Activity —
Reproduce every entry that follows word for word, but omit the images.

══ Input ══

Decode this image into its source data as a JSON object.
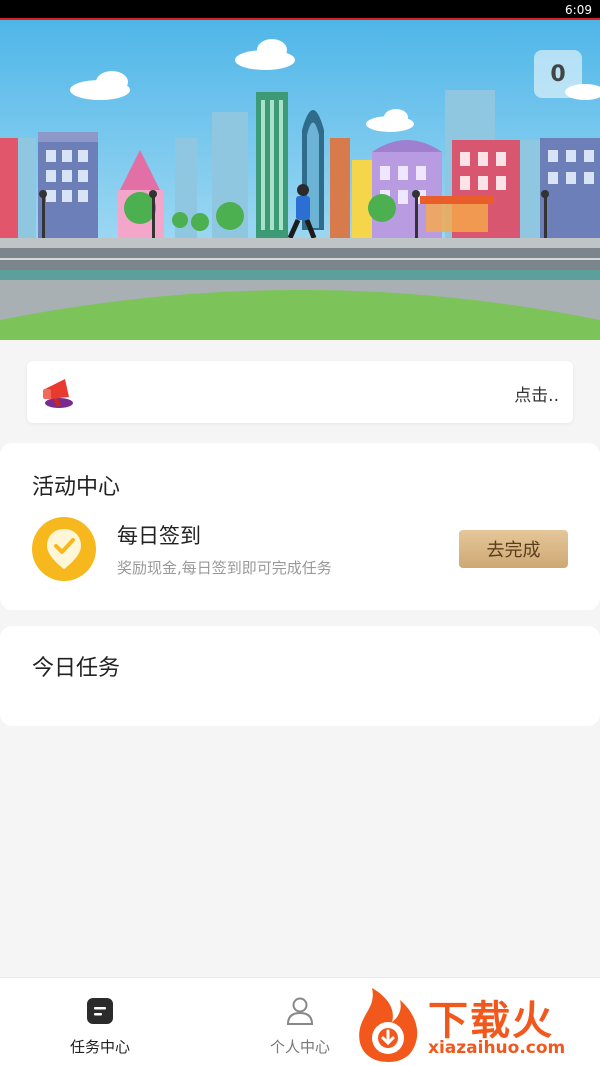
{
  "status_bar": {
    "time": "6:09"
  },
  "banner": {
    "coin_count": "0"
  },
  "notice": {
    "text": "点击.."
  },
  "activity_center": {
    "title": "活动中心",
    "task": {
      "name": "每日签到",
      "description": "奖励现金,每日签到即可完成任务",
      "button_label": "去完成"
    }
  },
  "today_tasks": {
    "title": "今日任务"
  },
  "tab_bar": {
    "tabs": [
      {
        "label": "任务中心",
        "icon": "task-list-icon",
        "active": true
      },
      {
        "label": "个人中心",
        "icon": "person-icon",
        "active": false
      }
    ]
  },
  "watermark": {
    "brand": "下载火",
    "url": "xiazaihuo.com"
  },
  "colors": {
    "accent_gold": "#cda874",
    "icon_yellow": "#f6b81c",
    "watermark_orange": "#f2581c",
    "status_line": "#e02020"
  }
}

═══

Solution —
Decode this image into its source data as a JSON object.
{
  "status_bar": {
    "time": "6:09"
  },
  "banner": {
    "coin_count": "0"
  },
  "notice": {
    "text": "点击.."
  },
  "activity_center": {
    "title": "活动中心",
    "task": {
      "name": "每日签到",
      "description": "奖励现金,每日签到即可完成任务",
      "button_label": "去完成"
    }
  },
  "today_tasks": {
    "title": "今日任务"
  },
  "tab_bar": {
    "tabs": [
      {
        "label": "任务中心",
        "icon": "task-list-icon",
        "active": true
      },
      {
        "label": "个人中心",
        "icon": "person-icon",
        "active": false
      }
    ]
  },
  "watermark": {
    "brand": "下载火",
    "url": "xiazaihuo.com"
  },
  "colors": {
    "accent_gold": "#cda874",
    "icon_yellow": "#f6b81c",
    "watermark_orange": "#f2581c",
    "status_line": "#e02020"
  }
}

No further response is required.